Exercise data >>
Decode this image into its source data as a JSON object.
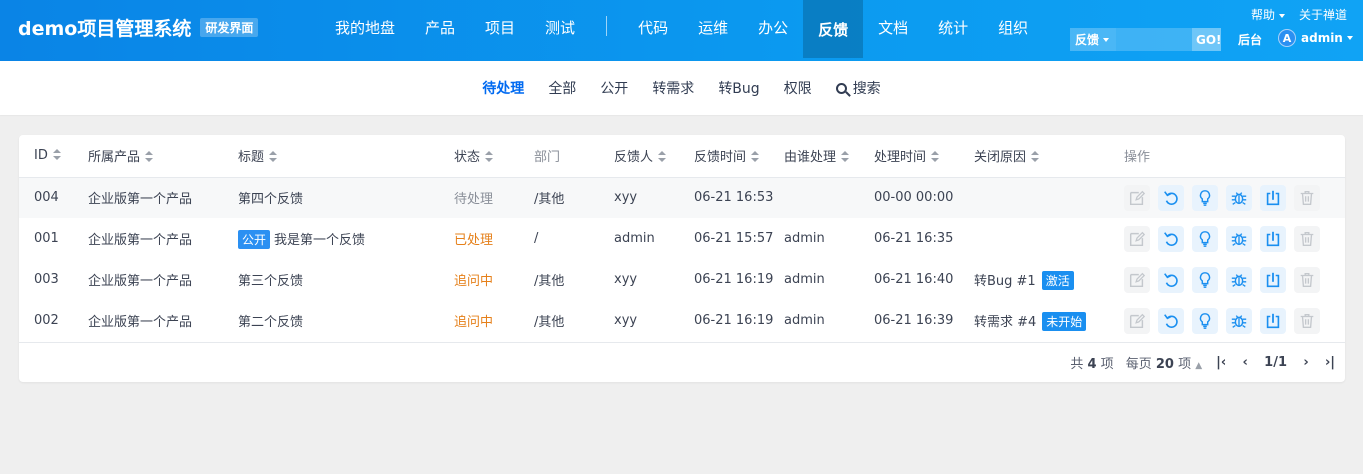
{
  "header": {
    "brand": "demo项目管理系统",
    "brand_tag": "研发界面",
    "nav": [
      {
        "label": "我的地盘"
      },
      {
        "label": "产品"
      },
      {
        "label": "项目"
      },
      {
        "label": "测试"
      },
      {
        "label": "代码"
      },
      {
        "label": "运维"
      },
      {
        "label": "办公"
      },
      {
        "label": "反馈",
        "active": true
      },
      {
        "label": "文档"
      },
      {
        "label": "统计"
      },
      {
        "label": "组织"
      }
    ],
    "help": "帮助",
    "about": "关于禅道",
    "search_type": "反馈",
    "search_placeholder": "",
    "search_go": "GO!",
    "admin_link": "后台",
    "avatar_letter": "A",
    "user_name": "admin"
  },
  "subnav": {
    "items": [
      {
        "label": "待处理",
        "active": true
      },
      {
        "label": "全部"
      },
      {
        "label": "公开"
      },
      {
        "label": "转需求"
      },
      {
        "label": "转Bug"
      },
      {
        "label": "权限"
      }
    ],
    "search": "搜索"
  },
  "table": {
    "columns": [
      "ID",
      "所属产品",
      "标题",
      "状态",
      "部门",
      "反馈人",
      "反馈时间",
      "由谁处理",
      "处理时间",
      "关闭原因",
      "操作"
    ],
    "rows": [
      {
        "id": "004",
        "product": "企业版第一个产品",
        "tag": "",
        "title": "第四个反馈",
        "status": "待处理",
        "dept": "/其他",
        "reporter": "xyy",
        "time": "06-21 16:53",
        "handler": "",
        "handled_time": "00-00 00:00",
        "close_reason": "",
        "close_badge": ""
      },
      {
        "id": "001",
        "product": "企业版第一个产品",
        "tag": "公开",
        "title": "我是第一个反馈",
        "status": "已处理",
        "dept": "/",
        "reporter": "admin",
        "time": "06-21 15:57",
        "handler": "admin",
        "handled_time": "06-21 16:35",
        "close_reason": "",
        "close_badge": ""
      },
      {
        "id": "003",
        "product": "企业版第一个产品",
        "tag": "",
        "title": "第三个反馈",
        "status": "追问中",
        "dept": "/其他",
        "reporter": "xyy",
        "time": "06-21 16:19",
        "handler": "admin",
        "handled_time": "06-21 16:40",
        "close_reason": "转Bug #1",
        "close_badge": "激活"
      },
      {
        "id": "002",
        "product": "企业版第一个产品",
        "tag": "",
        "title": "第二个反馈",
        "status": "追问中",
        "dept": "/其他",
        "reporter": "xyy",
        "time": "06-21 16:19",
        "handler": "admin",
        "handled_time": "06-21 16:39",
        "close_reason": "转需求 #4",
        "close_badge": "未开始"
      }
    ]
  },
  "footer": {
    "total_prefix": "共",
    "total": "4",
    "total_suffix": "项",
    "per_page_prefix": "每页",
    "per_page": "20",
    "per_page_suffix": "项",
    "page": "1/1"
  },
  "colors": {
    "accent": "#006af1",
    "status_pending": "#8a8f99",
    "status_orange": "#e5801a",
    "badge": "#2b90f2"
  },
  "icons": [
    "edit-icon",
    "undo-icon",
    "lightbulb-icon",
    "bug-icon",
    "export-icon",
    "trash-icon"
  ]
}
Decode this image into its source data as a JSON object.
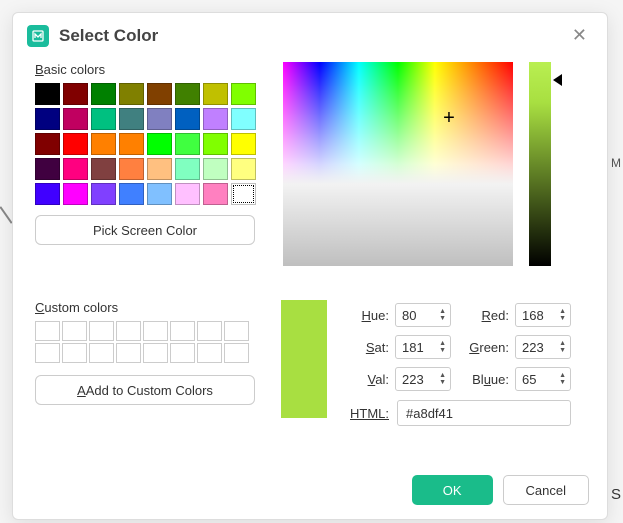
{
  "title": "Select Color",
  "labels": {
    "basic": "asic colors",
    "custom": "ustom colors",
    "pick_screen": "Pick Screen Color",
    "add_custom": "Add to Custom Colors",
    "ok": "OK",
    "cancel": "Cancel"
  },
  "fields": {
    "hue": {
      "label": "ue:",
      "value": "80"
    },
    "sat": {
      "label": "at:",
      "value": "181"
    },
    "val": {
      "label": "al:",
      "value": "223"
    },
    "red": {
      "label": "ed:",
      "value": "168"
    },
    "green": {
      "label": "reen:",
      "value": "223"
    },
    "blue": {
      "label": "ue:",
      "value": "65"
    },
    "html": {
      "label": "HTML:",
      "value": "#a8df41"
    }
  },
  "selected_color": "#a8df41",
  "basic_colors": [
    "#000000",
    "#800000",
    "#008000",
    "#808000",
    "#804000",
    "#408000",
    "#c0c000",
    "#80ff00",
    "#000080",
    "#c00060",
    "#00c080",
    "#408080",
    "#8080c0",
    "#0060c0",
    "#c080ff",
    "#80ffff",
    "#800000",
    "#ff0000",
    "#ff8000",
    "#ff8000",
    "#00ff00",
    "#40ff40",
    "#80ff00",
    "#ffff00",
    "#400040",
    "#ff0080",
    "#804040",
    "#ff8040",
    "#ffc080",
    "#80ffc0",
    "#c0ffc0",
    "#ffff80",
    "#4000ff",
    "#ff00ff",
    "#8040ff",
    "#4080ff",
    "#80c0ff",
    "#ffc0ff",
    "#ff80c0",
    "#ffffff"
  ]
}
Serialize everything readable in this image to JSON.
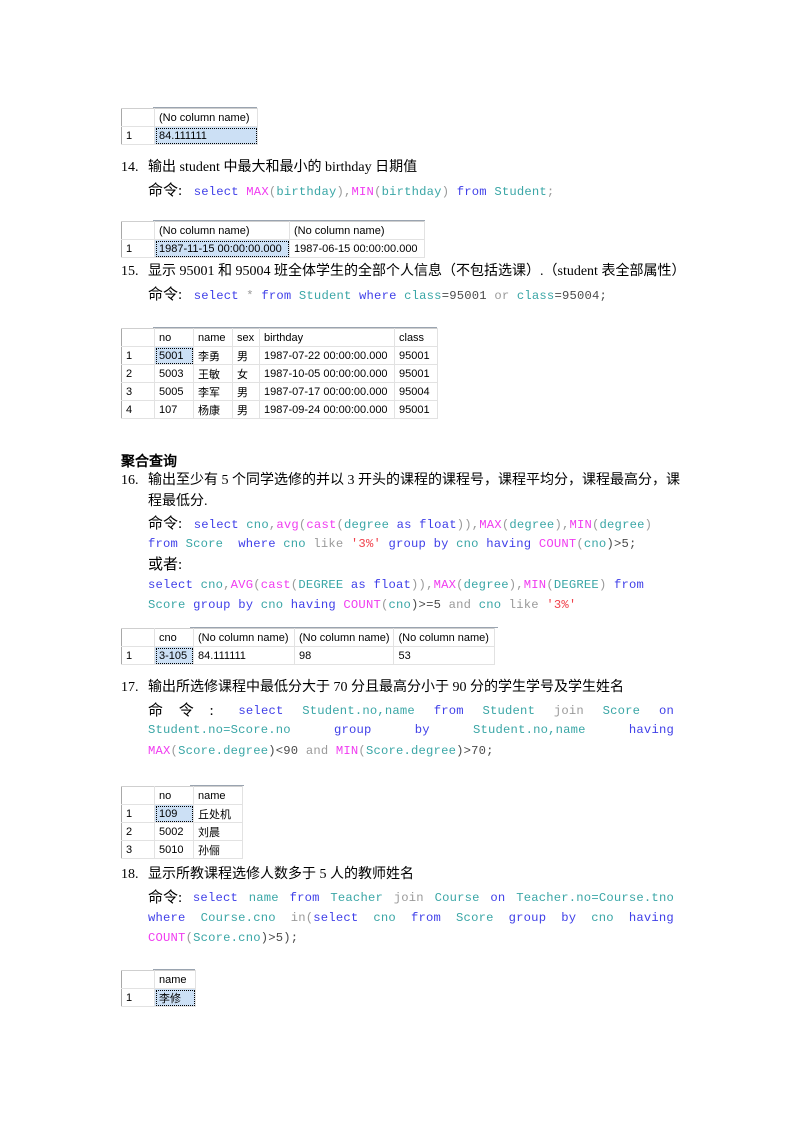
{
  "results": {
    "r13": {
      "headers": [
        "",
        "(No column name)"
      ],
      "rows": [
        [
          "1",
          "84.111111"
        ]
      ]
    },
    "r14": {
      "headers": [
        "",
        "(No column name)",
        "(No column name)"
      ],
      "rows": [
        [
          "1",
          "1987-11-15 00:00:00.000",
          "1987-06-15 00:00:00.000"
        ]
      ]
    },
    "r15": {
      "headers": [
        "",
        "no",
        "name",
        "sex",
        "birthday",
        "class"
      ],
      "rows": [
        [
          "1",
          "5001",
          "李勇",
          "男",
          "1987-07-22 00:00:00.000",
          "95001"
        ],
        [
          "2",
          "5003",
          "王敏",
          "女",
          "1987-10-05 00:00:00.000",
          "95001"
        ],
        [
          "3",
          "5005",
          "李军",
          "男",
          "1987-07-17 00:00:00.000",
          "95004"
        ],
        [
          "4",
          "107",
          "杨康",
          "男",
          "1987-09-24 00:00:00.000",
          "95001"
        ]
      ]
    },
    "r16": {
      "headers": [
        "",
        "cno",
        "(No column name)",
        "(No column name)",
        "(No column name)"
      ],
      "rows": [
        [
          "1",
          "3-105",
          "84.111111",
          "98",
          "53"
        ]
      ]
    },
    "r17": {
      "headers": [
        "",
        "no",
        "name"
      ],
      "rows": [
        [
          "1",
          "109",
          "丘处机"
        ],
        [
          "2",
          "5002",
          "刘晨"
        ],
        [
          "3",
          "5010",
          "孙俪"
        ]
      ]
    },
    "r18": {
      "headers": [
        "",
        "name"
      ],
      "rows": [
        [
          "1",
          "李修"
        ]
      ]
    }
  },
  "questions": {
    "q14": {
      "num": "14.",
      "text": "输出 student 中最大和最小的 birthday 日期值",
      "cmd_label": "命令:",
      "code": [
        "select",
        "MAX",
        "(",
        "birthday",
        "),",
        "MIN",
        "(",
        "birthday",
        ")",
        "from",
        "Student",
        ";"
      ]
    },
    "q15": {
      "num": "15.",
      "text": "显示 95001 和 95004 班全体学生的全部个人信息（不包括选课）.（student 表全部属性）",
      "cmd_label": "命令:",
      "code": [
        "select",
        "*",
        "from",
        "Student",
        "where",
        "class",
        "=95001",
        "or",
        "class",
        "=95004;"
      ]
    },
    "section_heading": "聚合查询",
    "q16": {
      "num": "16.",
      "text_line1": "输出至少有 5 个同学选修的并以 3 开头的课程的课程号，课程平均分，课程最高分，课",
      "text_line2": "程最低分.",
      "cmd_label": "命令:",
      "alt_label": "或者:",
      "code1_line1": [
        "select",
        "cno",
        ",",
        "avg",
        "(",
        "cast",
        "(",
        "degree",
        "as",
        "float",
        ")),",
        "MAX",
        "(",
        "degree",
        "),",
        "MIN",
        "(",
        "degree",
        ")"
      ],
      "code1_line2": [
        "from",
        "Score",
        "where",
        "cno",
        "like",
        "'3%'",
        "group",
        "by",
        "cno",
        "having",
        "COUNT",
        "(",
        "cno",
        ")>5;"
      ],
      "code2_line1": [
        "select",
        "cno",
        ",",
        "AVG",
        "(",
        "cast",
        "(",
        "DEGREE",
        "as",
        "float",
        ")),",
        "MAX",
        "(",
        "degree",
        "),",
        "MIN",
        "(",
        "DEGREE",
        ")",
        "from"
      ],
      "code2_line2": [
        "Score",
        "group",
        "by",
        "cno",
        "having",
        "COUNT",
        "(",
        "cno",
        ")>=5",
        "and",
        "cno",
        "like",
        "'3%'"
      ]
    },
    "q17": {
      "num": "17.",
      "text": "输出所选修课程中最低分大于 70 分且最高分小于 90 分的学生学号及学生姓名",
      "cmd_label": "命 令 :",
      "code_line1": [
        "select",
        "Student.no,name",
        "from",
        "Student",
        "join",
        "Score",
        "on"
      ],
      "code_line2": [
        "Student.no=Score.no",
        "group",
        "by",
        "Student.no,name",
        "having"
      ],
      "code_line3": [
        "MAX",
        "(",
        "Score.degree",
        ")<90",
        "and",
        "MIN",
        "(",
        "Score.degree",
        ")>70;"
      ]
    },
    "q18": {
      "num": "18.",
      "text": "显示所教课程选修人数多于 5 人的教师姓名",
      "cmd_label": "命令:",
      "code_line1": [
        "select",
        "name",
        "from",
        "Teacher",
        "join",
        "Course",
        "on",
        "Teacher.no=Course.tno"
      ],
      "code_line2": [
        "where",
        "Course.cno",
        "in(",
        "select",
        "cno",
        "from",
        "Score",
        "group",
        "by",
        "cno",
        "having"
      ],
      "code_line3": [
        "COUNT",
        "(",
        "Score.cno",
        ")>5);"
      ]
    }
  }
}
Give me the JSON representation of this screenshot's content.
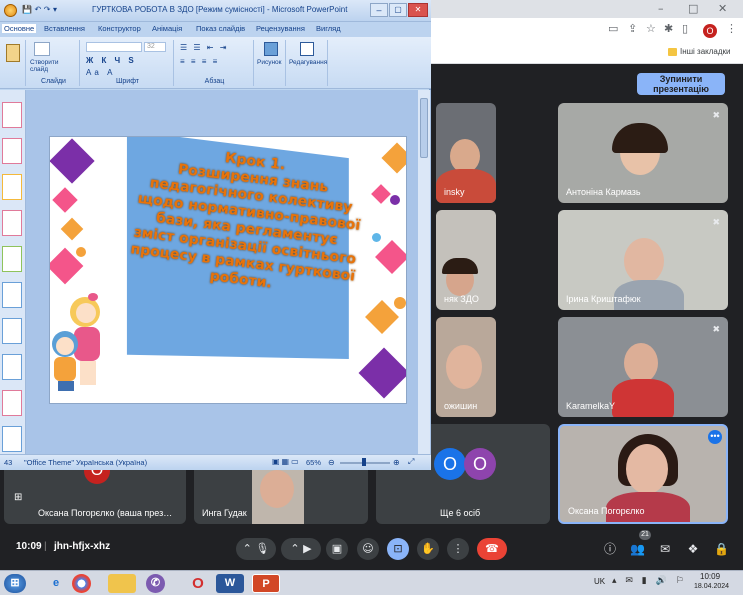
{
  "ppt": {
    "title": "ГУРТКОВА РОБОТА В ЗДО [Режим сумісності] - Microsoft PowerPoint",
    "tabs": [
      "Основне",
      "Вставлення",
      "Конструктор",
      "Анімація",
      "Показ слайдів",
      "Рецензування",
      "Вигляд"
    ],
    "ribbon": {
      "new_slide": "Створити слайд",
      "slides_group": "Слайди",
      "font_group": "Шрифт",
      "paragraph_group": "Абзац",
      "drawing": "Рисунок",
      "editing": "Редагування",
      "font_size": "32"
    },
    "status": {
      "slide_no": "43",
      "theme": "\"Office Theme\"",
      "language": "Українська (Україна)",
      "zoom": "65%"
    },
    "slide": {
      "heading": "Крок 1.",
      "body": "Розширення знань педагогічного колективу щодо нормативно-правової бази, яка регламентує зміст організації освітнього процесу в рамках гурткової роботи."
    }
  },
  "chrome": {
    "profile_initial": "O",
    "bookmarks_label": "Інші закладки"
  },
  "meet": {
    "stop_presenting": "Зупинити презентацію",
    "tiles": [
      {
        "name": "insky"
      },
      {
        "name": "Антоніна Кармазь"
      },
      {
        "name": "няк ЗДО"
      },
      {
        "name": "Ірина Криштафюк"
      },
      {
        "name": "ожишин"
      },
      {
        "name": "KaramelkaY"
      },
      {
        "name": "Ще 6 осіб",
        "avatars": [
          "O",
          "O"
        ]
      },
      {
        "name": "Оксана Погорєлко"
      },
      {
        "name": "Оксана Погорєлко (ваша през…"
      },
      {
        "name": "Инга Гудак"
      }
    ],
    "time": "10:09",
    "meeting_code": "jhn-hfjx-xhz",
    "participants_count": "21"
  },
  "taskbar": {
    "lang": "UK",
    "time": "10:09",
    "date": "18.04.2024"
  }
}
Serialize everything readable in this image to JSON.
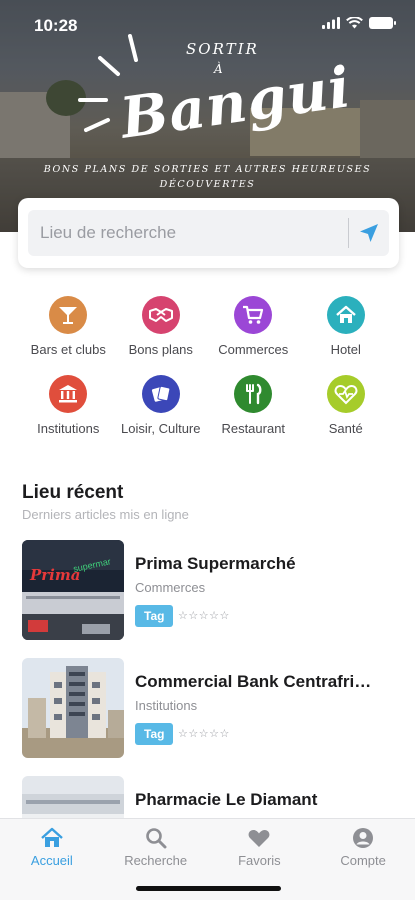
{
  "status_bar": {
    "time": "10:28"
  },
  "hero": {
    "logo_small": "SORTIR",
    "logo_a": "À",
    "logo_big": "Bangui",
    "tagline": "Bons plans de sorties et autres heureuses découvertes"
  },
  "search": {
    "placeholder": "Lieu de recherche",
    "value": "",
    "icon": "location-arrow-icon"
  },
  "categories": [
    {
      "label": "Bars et clubs",
      "icon": "cocktail-icon",
      "color": "#d98b47"
    },
    {
      "label": "Bons plans",
      "icon": "handshake-icon",
      "color": "#d6436f"
    },
    {
      "label": "Commerces",
      "icon": "cart-icon",
      "color": "#9b47d6"
    },
    {
      "label": "Hotel",
      "icon": "home-icon",
      "color": "#2bb0bd"
    },
    {
      "label": "Institutions",
      "icon": "bank-icon",
      "color": "#e04e3c"
    },
    {
      "label": "Loisir, Culture",
      "icon": "cards-icon",
      "color": "#3b47b8"
    },
    {
      "label": "Restaurant",
      "icon": "utensils-icon",
      "color": "#2f8a2f"
    },
    {
      "label": "Santé",
      "icon": "heart-pulse-icon",
      "color": "#a6cc2a"
    }
  ],
  "recent": {
    "title": "Lieu récent",
    "subtitle": "Derniers articles mis en ligne",
    "items": [
      {
        "title": "Prima Supermarché",
        "category": "Commerces",
        "tag": "Tag",
        "stars": "☆☆☆☆☆"
      },
      {
        "title": "Commercial Bank Centrafrique",
        "category": "Institutions",
        "tag": "Tag",
        "stars": "☆☆☆☆☆"
      },
      {
        "title": "Pharmacie Le Diamant",
        "category": "",
        "tag": "",
        "stars": ""
      }
    ]
  },
  "tabs": [
    {
      "label": "Accueil",
      "icon": "home-icon",
      "active": true
    },
    {
      "label": "Recherche",
      "icon": "search-icon",
      "active": false
    },
    {
      "label": "Favoris",
      "icon": "heart-icon",
      "active": false
    },
    {
      "label": "Compte",
      "icon": "user-icon",
      "active": false
    }
  ],
  "colors": {
    "accent": "#3a9fe0",
    "tag": "#58b9e6"
  }
}
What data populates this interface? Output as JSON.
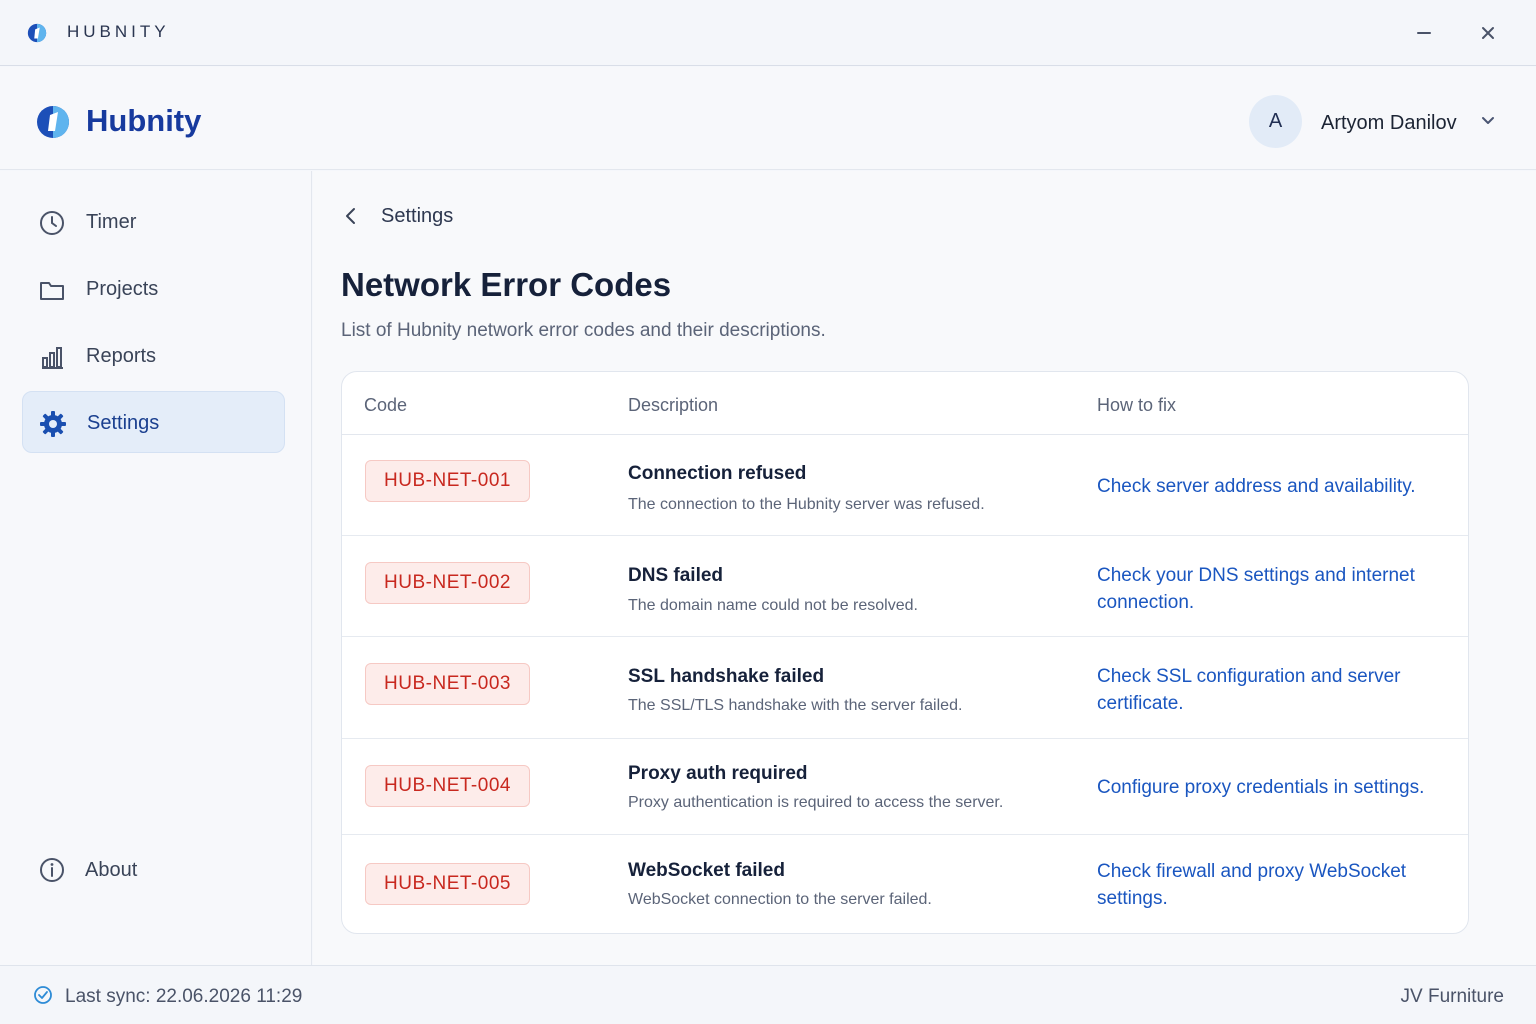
{
  "window": {
    "title": "HUBNITY",
    "minimize_icon": "minimize-icon",
    "close_icon": "close-icon"
  },
  "header": {
    "brand": "Hubnity",
    "user": {
      "initial": "A",
      "name": "Artyom Danilov"
    }
  },
  "sidebar": {
    "items": [
      {
        "label": "Timer",
        "icon": "clock-icon"
      },
      {
        "label": "Projects",
        "icon": "folder-icon"
      },
      {
        "label": "Reports",
        "icon": "bar-chart-icon"
      },
      {
        "label": "Settings",
        "icon": "gear-icon",
        "active": true
      }
    ],
    "about": {
      "label": "About",
      "icon": "info-icon"
    }
  },
  "main": {
    "breadcrumb": "Settings",
    "title": "Network Error Codes",
    "subtitle": "List of Hubnity network error codes and their descriptions.",
    "table": {
      "headers": {
        "code": "Code",
        "description": "Description",
        "fix": "How to fix"
      },
      "rows": [
        {
          "code": "HUB-NET-001",
          "title": "Connection refused",
          "desc": "The connection to the Hubnity server was refused.",
          "fix": "Check server address and availability."
        },
        {
          "code": "HUB-NET-002",
          "title": "DNS failed",
          "desc": "The domain name could not be resolved.",
          "fix": "Check your DNS settings and internet connection."
        },
        {
          "code": "HUB-NET-003",
          "title": "SSL handshake failed",
          "desc": "The SSL/TLS handshake with the server failed.",
          "fix": "Check SSL configuration and server certificate."
        },
        {
          "code": "HUB-NET-004",
          "title": "Proxy auth required",
          "desc": "Proxy authentication is required to access the server.",
          "fix": "Configure proxy credentials in settings."
        },
        {
          "code": "HUB-NET-005",
          "title": "WebSocket failed",
          "desc": "WebSocket connection to the server failed.",
          "fix": "Check firewall and proxy WebSocket settings."
        }
      ]
    }
  },
  "footer": {
    "sync": "Last sync: 22.06.2026 11:29",
    "workspace": "JV Furniture"
  },
  "colors": {
    "brand": "#173a9e",
    "accent": "#1a56c0",
    "error_badge_text": "#c8281f",
    "error_badge_bg": "#fdecea",
    "sync_ok": "#2d8bd6"
  }
}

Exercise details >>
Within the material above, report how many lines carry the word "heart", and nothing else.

Answer area >>
2